* Task requirements
Check each line of the entries below for the string "number"; copy every line where it appears.
▬▬▬
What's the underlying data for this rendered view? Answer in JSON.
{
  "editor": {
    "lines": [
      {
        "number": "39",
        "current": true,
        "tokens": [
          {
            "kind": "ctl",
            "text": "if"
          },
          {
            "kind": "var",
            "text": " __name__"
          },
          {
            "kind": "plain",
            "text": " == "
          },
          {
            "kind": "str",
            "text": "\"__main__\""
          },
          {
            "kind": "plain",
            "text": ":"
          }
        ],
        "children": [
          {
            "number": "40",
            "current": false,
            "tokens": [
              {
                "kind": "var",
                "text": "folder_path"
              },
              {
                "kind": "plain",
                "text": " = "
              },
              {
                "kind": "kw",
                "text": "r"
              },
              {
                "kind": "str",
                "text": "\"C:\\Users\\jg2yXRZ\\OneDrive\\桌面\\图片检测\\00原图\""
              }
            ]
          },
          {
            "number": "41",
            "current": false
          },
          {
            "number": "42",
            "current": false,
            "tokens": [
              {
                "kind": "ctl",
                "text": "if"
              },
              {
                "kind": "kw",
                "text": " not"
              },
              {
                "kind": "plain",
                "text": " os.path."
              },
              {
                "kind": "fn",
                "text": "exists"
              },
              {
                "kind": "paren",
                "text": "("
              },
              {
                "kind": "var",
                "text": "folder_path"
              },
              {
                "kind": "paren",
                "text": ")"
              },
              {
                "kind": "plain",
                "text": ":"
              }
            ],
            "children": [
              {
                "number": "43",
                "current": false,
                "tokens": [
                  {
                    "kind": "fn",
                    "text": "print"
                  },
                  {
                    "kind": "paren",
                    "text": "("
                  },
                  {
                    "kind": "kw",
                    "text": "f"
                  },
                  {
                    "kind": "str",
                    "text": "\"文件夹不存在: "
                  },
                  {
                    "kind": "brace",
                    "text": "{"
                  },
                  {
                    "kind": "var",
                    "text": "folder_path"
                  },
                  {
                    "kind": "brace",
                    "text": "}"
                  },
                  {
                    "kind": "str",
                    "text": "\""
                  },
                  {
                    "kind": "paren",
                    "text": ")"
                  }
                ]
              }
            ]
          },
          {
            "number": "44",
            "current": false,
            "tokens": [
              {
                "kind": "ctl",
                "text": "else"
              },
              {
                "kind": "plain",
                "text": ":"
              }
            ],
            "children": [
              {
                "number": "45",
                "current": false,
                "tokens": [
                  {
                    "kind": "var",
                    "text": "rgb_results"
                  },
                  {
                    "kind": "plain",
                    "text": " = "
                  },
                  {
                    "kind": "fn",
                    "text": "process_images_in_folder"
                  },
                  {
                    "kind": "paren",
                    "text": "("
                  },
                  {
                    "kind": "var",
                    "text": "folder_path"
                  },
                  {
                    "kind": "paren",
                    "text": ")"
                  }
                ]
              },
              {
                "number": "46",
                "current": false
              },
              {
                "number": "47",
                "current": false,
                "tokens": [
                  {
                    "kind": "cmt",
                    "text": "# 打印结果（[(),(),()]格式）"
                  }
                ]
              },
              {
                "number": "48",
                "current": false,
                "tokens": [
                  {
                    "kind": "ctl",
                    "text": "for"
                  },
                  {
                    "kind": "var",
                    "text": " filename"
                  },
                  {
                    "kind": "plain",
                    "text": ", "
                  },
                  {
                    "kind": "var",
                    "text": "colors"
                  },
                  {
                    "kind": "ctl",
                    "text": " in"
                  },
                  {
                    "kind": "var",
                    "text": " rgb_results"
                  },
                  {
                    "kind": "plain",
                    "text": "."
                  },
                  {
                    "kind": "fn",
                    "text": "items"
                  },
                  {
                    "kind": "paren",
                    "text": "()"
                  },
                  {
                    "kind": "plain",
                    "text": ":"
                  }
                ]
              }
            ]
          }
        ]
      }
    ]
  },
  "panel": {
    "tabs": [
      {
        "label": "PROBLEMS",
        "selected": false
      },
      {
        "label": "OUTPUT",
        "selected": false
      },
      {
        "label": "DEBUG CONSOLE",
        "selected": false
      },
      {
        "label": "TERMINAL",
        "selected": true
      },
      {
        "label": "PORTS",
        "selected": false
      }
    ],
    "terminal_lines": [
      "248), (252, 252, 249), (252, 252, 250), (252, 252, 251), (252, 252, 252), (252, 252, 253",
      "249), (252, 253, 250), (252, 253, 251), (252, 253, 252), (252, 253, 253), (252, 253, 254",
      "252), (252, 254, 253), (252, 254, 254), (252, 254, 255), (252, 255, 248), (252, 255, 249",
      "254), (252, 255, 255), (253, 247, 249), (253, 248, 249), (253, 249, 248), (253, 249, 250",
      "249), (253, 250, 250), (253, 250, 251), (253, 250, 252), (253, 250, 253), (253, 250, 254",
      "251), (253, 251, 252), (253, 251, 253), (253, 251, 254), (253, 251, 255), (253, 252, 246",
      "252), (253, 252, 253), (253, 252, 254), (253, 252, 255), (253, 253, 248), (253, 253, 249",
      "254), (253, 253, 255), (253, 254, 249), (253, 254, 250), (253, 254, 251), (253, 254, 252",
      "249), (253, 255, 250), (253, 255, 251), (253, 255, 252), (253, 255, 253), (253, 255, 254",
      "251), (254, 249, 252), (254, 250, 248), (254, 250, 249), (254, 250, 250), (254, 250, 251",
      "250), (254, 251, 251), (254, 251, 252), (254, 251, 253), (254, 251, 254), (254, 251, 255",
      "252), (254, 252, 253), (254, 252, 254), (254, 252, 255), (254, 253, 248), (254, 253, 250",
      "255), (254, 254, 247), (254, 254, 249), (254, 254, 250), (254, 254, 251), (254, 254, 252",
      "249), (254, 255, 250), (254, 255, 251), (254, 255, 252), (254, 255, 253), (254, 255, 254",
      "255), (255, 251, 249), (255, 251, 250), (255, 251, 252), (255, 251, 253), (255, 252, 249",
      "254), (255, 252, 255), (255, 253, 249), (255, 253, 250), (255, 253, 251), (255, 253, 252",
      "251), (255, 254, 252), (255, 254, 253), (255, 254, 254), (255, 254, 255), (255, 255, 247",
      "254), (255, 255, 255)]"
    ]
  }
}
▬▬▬
* Response
        "number": "39",
            "number": "40",
            "number": "41",
            "number": "42",
                "number": "43",
            "number": "44",
                "number": "45",
                "number": "46",
                "number": "47",
                "number": "48",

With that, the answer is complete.